We Americans do use the word bugger, but it has a totally different meaning. As a child growing up in the Western states, many used the word to mean something irritating like, "those little buggers got into my garbage again last night" or, "you little bugger!"--something that literally bugs or irritates you. I was not allowed to use the word though because my parents said it also had a vulgar meaning which I was not allowed to know. It's pretty commonly used by Americans though, just not for the same purpose as the British.

Linda Krause said...

I thoroughly enjoyed reading this. I'm wondering what words are very mild that are used by teenagers for the same purpose as swear words, but a little more acceptable - words our parents would tell us they would rather we not use, but we were not forbidden to use. Are there any?

Unknown said...

And now I think of a British Bobby Singer from Supernatural.

Simone said...

a booger is a piece of dried nasal mucus not a swear word lol. americans dont say bugger nasally, they are two totally different things.

Mystery 47 said...

Life wouldn't be worth living without British humor. Thanks for brightening my day.

Anonymous said...

Whether you're British or not, it's sodomize, not sodemize!

Donna Sue said...

I had always wondered what those words meant! Thanks for the interesting article. Visiting England is a lifelong dream I hope to achieve someday soon!!

Sevenov said...

I used to be a Londoner. Some words and phrases were not rude but not socially used. Like when didn't win 'fuck all nothing', naughty kids 'little buggers, homosexual 'queer', idiot 'twit', get lost 'bugger off' or 'fuck off', mean and miserly or small time bettor 'wanker', Chinese person 'tid' short for tidly wink, Asian 'wog', Greek 'bubble', insulting reference to an older person 'old fart', rubbish!'balls',crude response 'balls to you',fucking hell 'kinell', swear back 'up yours', black person 'golly wog' Jewish person 'yid', drink up 'down the hatch' Buckingham Palace 'Buck House', Royal family '(bunch of) wankers', violence towards Pakistanis or south Asians 'paki bashing' insulting the Irish 'go back to the bogside' toilet 'kazi', get lost 'go fuck yourself' fellatio 'gobble'. Words like shithead, fuckface, git, twat, twirp, raining cats & dogs, over the moon. These were used some 20 odd years but may have evolved or forgotten.
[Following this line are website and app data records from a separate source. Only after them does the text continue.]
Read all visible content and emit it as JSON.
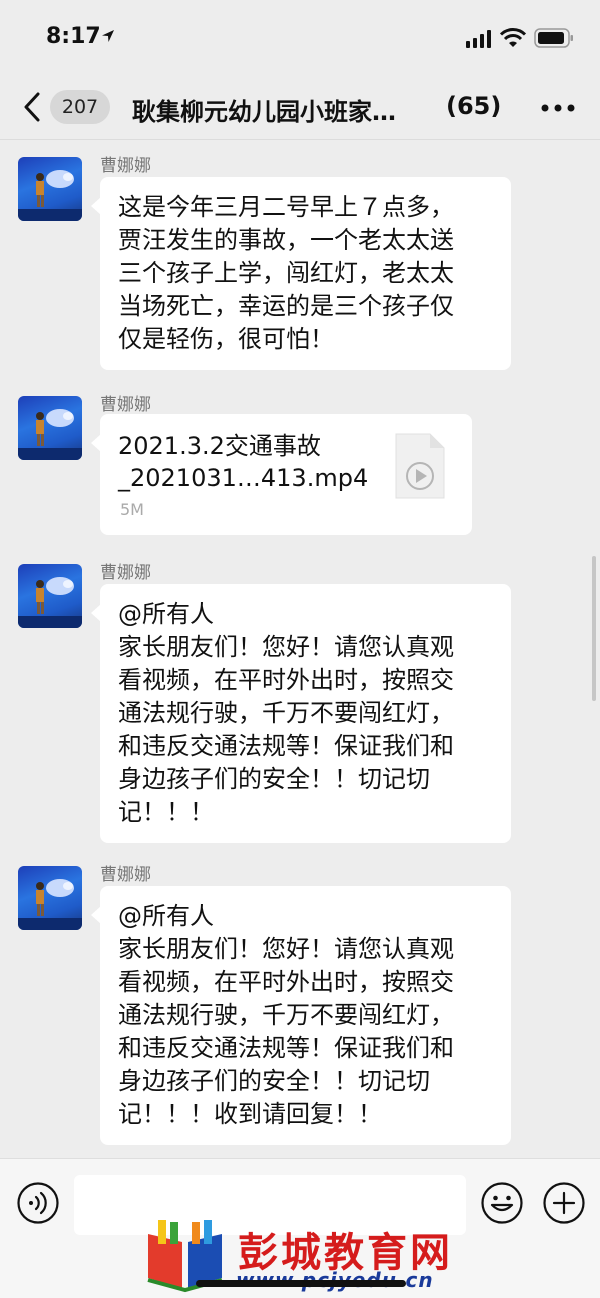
{
  "status": {
    "time": "8:17"
  },
  "nav": {
    "badge": "207",
    "title": "耿集柳元幼儿园小班家…",
    "count": "(65)"
  },
  "messages": [
    {
      "sender": "曹娜娜",
      "text": "这是今年三月二号早上７点多，\n贾汪发生的事故，一个老太太送\n三个孩子上学，闯红灯，老太太\n当场死亡，幸运的是三个孩子仅\n仅是轻伤，很可怕！"
    },
    {
      "sender": "曹娜娜",
      "file_name": "2021.3.2交通事故\n_2021031…413.mp4",
      "file_size": "5M"
    },
    {
      "sender": "曹娜娜",
      "text": "@所有人\n家长朋友们！您好！请您认真观\n看视频，在平时外出时，按照交\n通法规行驶，千万不要闯红灯，\n和违反交通法规等！保证我们和\n身边孩子们的安全！！切记切\n记！！！"
    },
    {
      "sender": "曹娜娜",
      "text": "@所有人\n家长朋友们！您好！请您认真观\n看视频，在平时外出时，按照交\n通法规行驶，千万不要闯红灯，\n和违反交通法规等！保证我们和\n身边孩子们的安全！！切记切\n记！！！收到请回复！！"
    }
  ],
  "watermark": {
    "title": "彭城教育网",
    "url": "www.pcjyedu.cn"
  },
  "icons": {
    "back": "chevron-left-icon",
    "more": "more-dots-icon",
    "voice": "voice-icon",
    "emoji": "emoji-icon",
    "plus": "plus-icon",
    "video_file": "video-file-icon"
  }
}
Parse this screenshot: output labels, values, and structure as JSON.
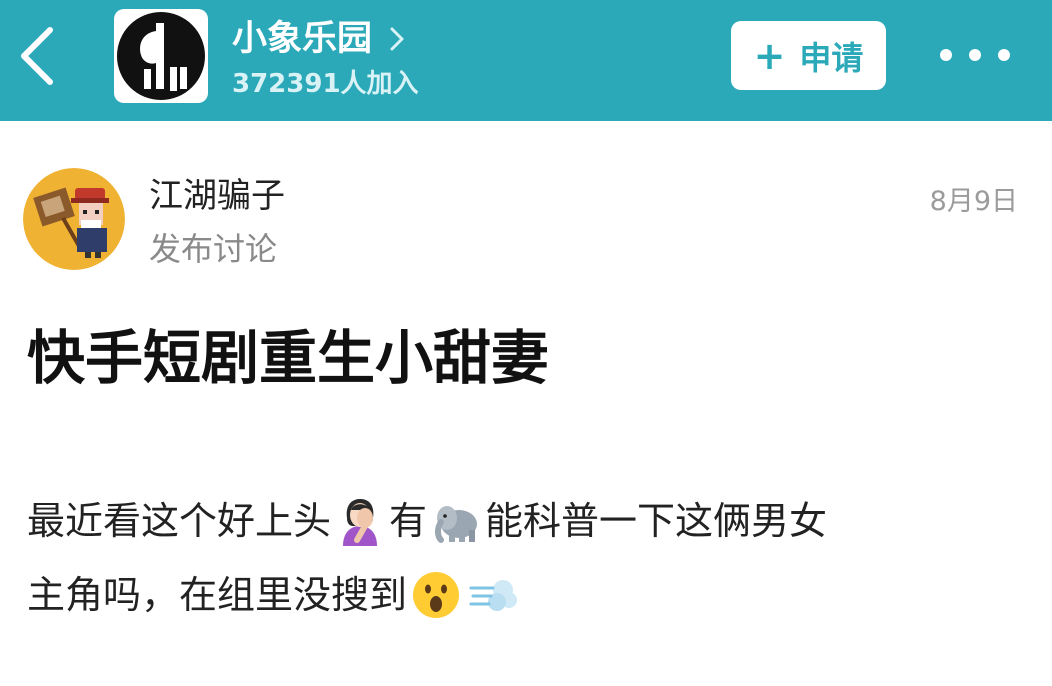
{
  "header": {
    "group_name": "小象乐园",
    "member_count": "372391人加入",
    "apply_label": "申请",
    "apply_icon": "plus-icon",
    "back_icon": "chevron-left-icon",
    "more_icon": "more-dots-icon",
    "background_color": "#2ba9b9"
  },
  "post": {
    "author": "江湖骗子",
    "action": "发布讨论",
    "date": "8月9日",
    "title": "快手短剧重生小甜妻",
    "body": {
      "line1_a": "最近看这个好上头",
      "line1_b": "有",
      "line1_c": "能科普一下这俩男女",
      "line2_a": "主角吗，在组里没搜到"
    },
    "emojis": [
      "woman-facepalming-emoji",
      "elephant-emoji",
      "surprised-face-emoji",
      "dash-emoji"
    ]
  }
}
Chris said...

The British word for booger is "bogey," so I don't see where there would be any confusion...

Sabre said...

I use bugger like, - " It was a real bugger, getting that old couch out of the house." ie. Pain in the neck, ie. very difficult thing. Am I the only one who uses it this way, because I've been using it that way for some time, not realizing it's original meanings! 😨

Sabre said...

I use it to mean pain in the neck.

BooNuggets said...

I just adore all of your work, Laurence!! I just subscribed to your brilliant "Lost in the Pond" YouTube channel. I am a complete and total Anglophile!! Honestly..I'm a dedicated comedy lover..especially and particularly AbFab, French and Saunders, Vicar of Dibley, Keeping Up Appearances, Open All Hours, etc. Thank you SO much for the gift of your talent..and for sharing with all of us a bit of culture from the UK!! My partner, Judy lived there for 6 years while in the Air Force..stationed at Mindenhal RAF. Right, I'm off, but I am looking forward to enjoying all of your informational videos on YouTube!!!

~Donna

BooNuggets said...

Right you are, Mystery!! What are your favorites?? I LOVE AbFab, Vicar of Dibley, Keeping Up Appearances, Open All Hours, Last of the Summer Wine, and Waiting for God. French and Saunders are my all time favorites..which do you like?

Unknown said...

I'm West Coast American and I hear a total of none of these words in American vocabulary circulation. I could imagine it more of a New England trend. Hell, half the swear words were made up on the spot in five seconds between Boston and Jersey. Those guys don't like to lose arguments, lol.

Post a Comment

Related Posts Plugin for WordPress, Blogger...